##### MATERIAL SUPPLIED

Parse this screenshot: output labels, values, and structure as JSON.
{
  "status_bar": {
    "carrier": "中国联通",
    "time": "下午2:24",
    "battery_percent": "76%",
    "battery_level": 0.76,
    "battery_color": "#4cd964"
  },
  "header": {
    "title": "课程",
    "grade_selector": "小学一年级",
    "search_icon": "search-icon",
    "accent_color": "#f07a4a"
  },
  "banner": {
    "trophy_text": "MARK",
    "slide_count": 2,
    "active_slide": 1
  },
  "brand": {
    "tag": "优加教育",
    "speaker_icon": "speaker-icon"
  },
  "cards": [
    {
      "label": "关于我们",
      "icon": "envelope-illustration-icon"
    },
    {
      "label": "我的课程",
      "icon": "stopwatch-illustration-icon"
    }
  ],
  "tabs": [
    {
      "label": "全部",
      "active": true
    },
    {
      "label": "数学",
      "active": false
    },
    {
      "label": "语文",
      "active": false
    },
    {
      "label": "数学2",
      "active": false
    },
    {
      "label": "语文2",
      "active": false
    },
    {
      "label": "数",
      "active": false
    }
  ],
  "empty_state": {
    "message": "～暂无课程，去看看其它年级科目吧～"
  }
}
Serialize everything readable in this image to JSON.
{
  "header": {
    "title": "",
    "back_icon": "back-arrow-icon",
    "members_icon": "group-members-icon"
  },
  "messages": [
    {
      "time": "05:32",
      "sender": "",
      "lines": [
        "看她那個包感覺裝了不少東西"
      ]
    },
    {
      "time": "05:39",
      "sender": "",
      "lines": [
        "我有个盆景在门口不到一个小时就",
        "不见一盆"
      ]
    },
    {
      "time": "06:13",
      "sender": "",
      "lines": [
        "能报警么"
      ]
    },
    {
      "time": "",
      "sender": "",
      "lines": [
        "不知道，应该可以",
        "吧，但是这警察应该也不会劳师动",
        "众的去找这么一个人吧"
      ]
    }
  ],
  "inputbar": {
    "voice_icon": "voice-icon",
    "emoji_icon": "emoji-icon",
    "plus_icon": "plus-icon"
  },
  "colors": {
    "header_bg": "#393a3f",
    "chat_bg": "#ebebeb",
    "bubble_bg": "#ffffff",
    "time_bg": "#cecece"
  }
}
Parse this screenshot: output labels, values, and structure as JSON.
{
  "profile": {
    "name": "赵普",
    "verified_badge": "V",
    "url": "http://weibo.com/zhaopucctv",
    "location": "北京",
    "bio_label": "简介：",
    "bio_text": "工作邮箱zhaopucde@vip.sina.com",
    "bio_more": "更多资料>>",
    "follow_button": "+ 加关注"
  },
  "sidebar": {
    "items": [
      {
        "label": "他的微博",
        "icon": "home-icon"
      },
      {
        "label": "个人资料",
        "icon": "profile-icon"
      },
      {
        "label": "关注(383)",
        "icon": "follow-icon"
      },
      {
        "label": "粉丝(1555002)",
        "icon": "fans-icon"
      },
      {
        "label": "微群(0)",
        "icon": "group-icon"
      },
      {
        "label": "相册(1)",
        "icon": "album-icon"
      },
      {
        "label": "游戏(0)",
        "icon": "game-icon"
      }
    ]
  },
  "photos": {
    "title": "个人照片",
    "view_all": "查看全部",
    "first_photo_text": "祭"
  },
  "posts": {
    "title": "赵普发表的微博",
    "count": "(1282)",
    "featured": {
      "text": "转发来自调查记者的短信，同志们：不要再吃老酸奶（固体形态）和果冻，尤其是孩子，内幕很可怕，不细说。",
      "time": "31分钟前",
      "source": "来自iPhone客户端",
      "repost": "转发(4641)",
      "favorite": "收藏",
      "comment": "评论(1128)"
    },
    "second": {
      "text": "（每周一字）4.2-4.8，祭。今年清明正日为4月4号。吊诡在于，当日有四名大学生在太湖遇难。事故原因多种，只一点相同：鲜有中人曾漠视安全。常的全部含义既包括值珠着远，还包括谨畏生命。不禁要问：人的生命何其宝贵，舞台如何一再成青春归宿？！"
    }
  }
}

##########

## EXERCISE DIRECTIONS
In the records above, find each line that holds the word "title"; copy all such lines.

## EXERCISE ANSWER
    "title": "课程",
    "title": "",
    "title": "个人照片",
    "title": "赵普发表的微博",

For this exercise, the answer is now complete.